Governor Evers Vetoes Bill That Would Have Ended Federal Unemployment Benefits Early

Gov. Tony Evers vetoed a bill on Tuesday that would have ended Wisconsin’s participation in federal pandemic relief programs that increase the amount of government assistance available for unemployed people. The supplemental assistance is set to expire on Sept. 6, but at least 25 states started phasing it out earlier this month.

The bill would have reduced the maximum weekly unemployment benefit in Wisconsin from $670 per week to $370 week. It also would have prevented the state Department of Workforce Development from waiving unemployment work search requirements for any reason related to COVID-19. It passed on party-line votes in both chambers of the Legislature.

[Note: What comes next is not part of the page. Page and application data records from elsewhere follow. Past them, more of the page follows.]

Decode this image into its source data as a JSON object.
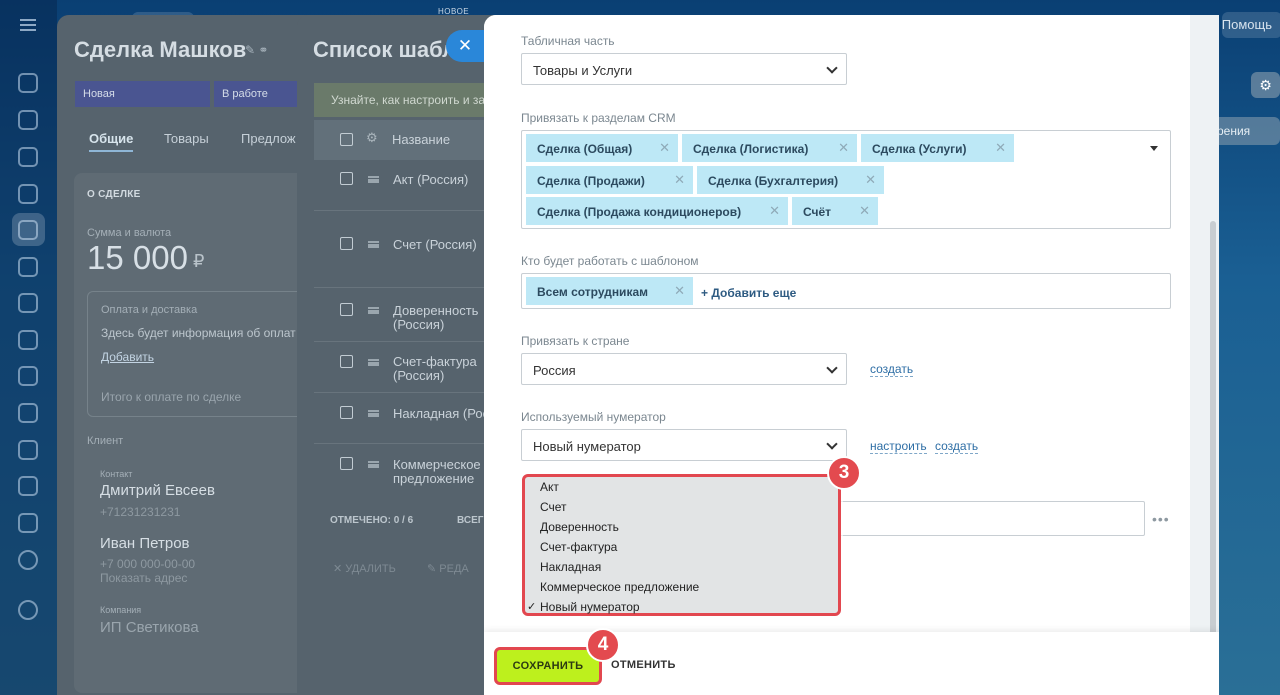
{
  "topbar": {
    "help": "Помощь",
    "new_label": "НОВОЕ"
  },
  "deal": {
    "title": "Сделка Машков",
    "stage_new": "Новая",
    "stage_in_work": "В работе",
    "tabs": [
      "Общие",
      "Товары",
      "Предлож"
    ],
    "section_title": "О СДЕЛКЕ",
    "amount_label": "Сумма и валюта",
    "amount": "15 000",
    "currency": "₽",
    "payment_label": "Оплата и доставка",
    "payment_text": "Здесь будет информация об оплат",
    "add_link": "Добавить",
    "total_label": "Итого к оплате по сделке",
    "client_label": "Клиент",
    "contact_label": "Контакт",
    "contact1": "Дмитрий Евсеев",
    "contact1_phone": "+71231231231",
    "contact2": "Иван Петров",
    "contact2_phone": "+7 000 000-00-00",
    "show_address": "Показать адрес",
    "company_label": "Компания",
    "company": "ИП Светикова"
  },
  "templates": {
    "title": "Список шабл",
    "info": "Узнайте, как настроить и за",
    "col_name": "Название",
    "rows": [
      {
        "name": "Акт (Россия)"
      },
      {
        "name": "Счет (Россия)"
      },
      {
        "name": "Доверенность (Россия)"
      },
      {
        "name": "Счет-фактура (Россия)"
      },
      {
        "name": "Накладная (Рос"
      },
      {
        "name": "Коммерческое предложение"
      }
    ],
    "selected": "ОТМЕЧЕНО: 0 / 6",
    "all": "ВСЕГ",
    "delete": "УДАЛИТЬ",
    "edit": "РЕДА"
  },
  "right": {
    "tab": "рения"
  },
  "form": {
    "table_part_label": "Табличная часть",
    "table_part_value": "Товары и Услуги",
    "crm_label": "Привязать к разделам CRM",
    "crm_chips": [
      "Сделка (Общая)",
      "Сделка (Логистика)",
      "Сделка (Услуги)",
      "Сделка (Продажи)",
      "Сделка (Бухгалтерия)",
      "Сделка (Продажа кондиционеров)",
      "Счёт"
    ],
    "who_label": "Кто будет работать с шаблоном",
    "who_chip": "Всем сотрудникам",
    "add_more": "+ Добавить еще",
    "country_label": "Привязать к стране",
    "country_value": "Россия",
    "create_link": "создать",
    "numerator_label": "Используемый нумератор",
    "numerator_value": "Новый нумератор",
    "configure_link": "настроить",
    "create_link2": "создать",
    "dropdown_options": [
      "Акт",
      "Счет",
      "Доверенность",
      "Счет-фактура",
      "Накладная",
      "Коммерческое предложение",
      "Новый нумератор"
    ],
    "dropdown_selected": "Новый нумератор",
    "check_mark": "✓",
    "dots": "•••"
  },
  "badges": {
    "step3": "3",
    "step4": "4"
  },
  "footer": {
    "save": "СОХРАНИТЬ",
    "cancel": "ОТМЕНИТЬ"
  },
  "colors": {
    "accent_save": "#bdf01d",
    "highlight_red": "#e2474f",
    "chip_bg": "#bde8f6",
    "close_blue": "#2a87d9"
  }
}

“Eliminating this lifeline for many Wisconsinites will cause continued economic hardship for those impacted the most by the pandemic and create additional hurdles to return to family-sustaining jobs,” Evers wrote in his veto message. “As a result, the entire state economy likely would be negatively affected.”

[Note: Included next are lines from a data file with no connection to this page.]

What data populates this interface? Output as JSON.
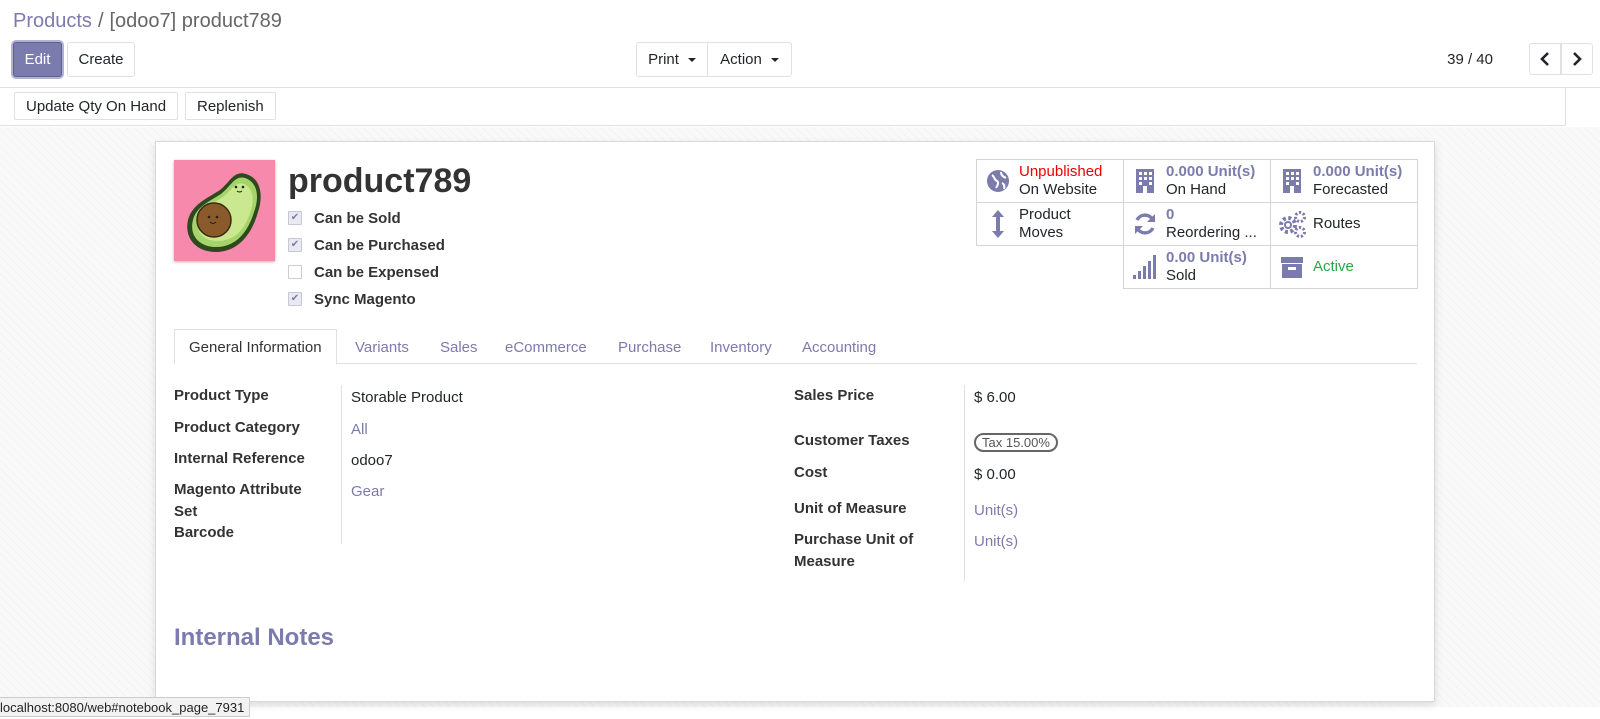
{
  "breadcrumb": {
    "parent": "Products",
    "separator": "/",
    "current": "[odoo7] product789"
  },
  "toolbar": {
    "edit_label": "Edit",
    "create_label": "Create",
    "print_label": "Print",
    "action_label": "Action"
  },
  "pager": {
    "value": "39 / 40"
  },
  "statusbar": {
    "update_qty_label": "Update Qty On Hand",
    "replenish_label": "Replenish"
  },
  "product": {
    "name": "product789",
    "checks": [
      {
        "label": "Can be Sold",
        "checked": true
      },
      {
        "label": "Can be Purchased",
        "checked": true
      },
      {
        "label": "Can be Expensed",
        "checked": false
      },
      {
        "label": "Sync Magento",
        "checked": true
      }
    ]
  },
  "smart_buttons": {
    "website": {
      "status": "Unpublished",
      "label": "On Website"
    },
    "on_hand": {
      "value": "0.000 Unit(s)",
      "label": "On Hand"
    },
    "forecasted": {
      "value": "0.000 Unit(s)",
      "label": "Forecasted"
    },
    "moves": {
      "line1": "Product",
      "line2": "Moves"
    },
    "reordering": {
      "value": "0",
      "label": "Reordering ..."
    },
    "routes": {
      "label": "Routes"
    },
    "sold": {
      "value": "0.00 Unit(s)",
      "label": "Sold"
    },
    "active": {
      "label": "Active"
    }
  },
  "tabs": [
    "General Information",
    "Variants",
    "Sales",
    "eCommerce",
    "Purchase",
    "Inventory",
    "Accounting"
  ],
  "general": {
    "left": {
      "product_type_label": "Product Type",
      "product_type_value": "Storable Product",
      "category_label": "Product Category",
      "category_value": "All",
      "internal_ref_label": "Internal Reference",
      "internal_ref_value": "odoo7",
      "magento_set_label_1": "Magento Attribute",
      "magento_set_label_2": "Set",
      "magento_set_value": "Gear",
      "barcode_label": "Barcode"
    },
    "right": {
      "sales_price_label": "Sales Price",
      "sales_price_value": "$ 6.00",
      "customer_taxes_label": "Customer Taxes",
      "customer_taxes_tag": "Tax 15.00%",
      "cost_label": "Cost",
      "cost_value": "$ 0.00",
      "uom_label": "Unit of Measure",
      "uom_value": "Unit(s)",
      "purchase_uom_label_1": "Purchase Unit of",
      "purchase_uom_label_2": "Measure",
      "purchase_uom_value": "Unit(s)"
    }
  },
  "notes": {
    "title": "Internal Notes"
  },
  "status_url": "localhost:8080/web#notebook_page_7931",
  "colors": {
    "accent": "#7c7bad",
    "unpublished": "#e00000",
    "active": "#28a745"
  }
}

“The Legislature needs to confront issues surrounding child care, wages, and workplace COVID-19 safety for those returning to the workforce,” Evers wrote. “Eliminating the supplemental federal benefits while simultaneously failing to address systemic problems faced by individuals remaining in and returning to the workforce is irresponsible.”

Sen. Howard Marklein, R-Spring Green, disputed Evers’ assertion that there is no link between the extra money and the state’s workforce shortage.

“Every single employer I have talked to is challenged to find workers. Hardworking employees, who have been stretched very thin, tell me that they are getting tired,” Marklein said. “From restaurants to manufacturers to city governments to state parks. Every single employer is competing with the government’s unnecessary enhanced unemployment checks.”

Unemployment insurance should be a “safety net,” not a “brick wall for employers,” Marklein argued. Assembly Speaker Robin Vos, R-Rochester, argued the veto only serves to add “one more hurdle” for businesses trying to recover from the pandemic.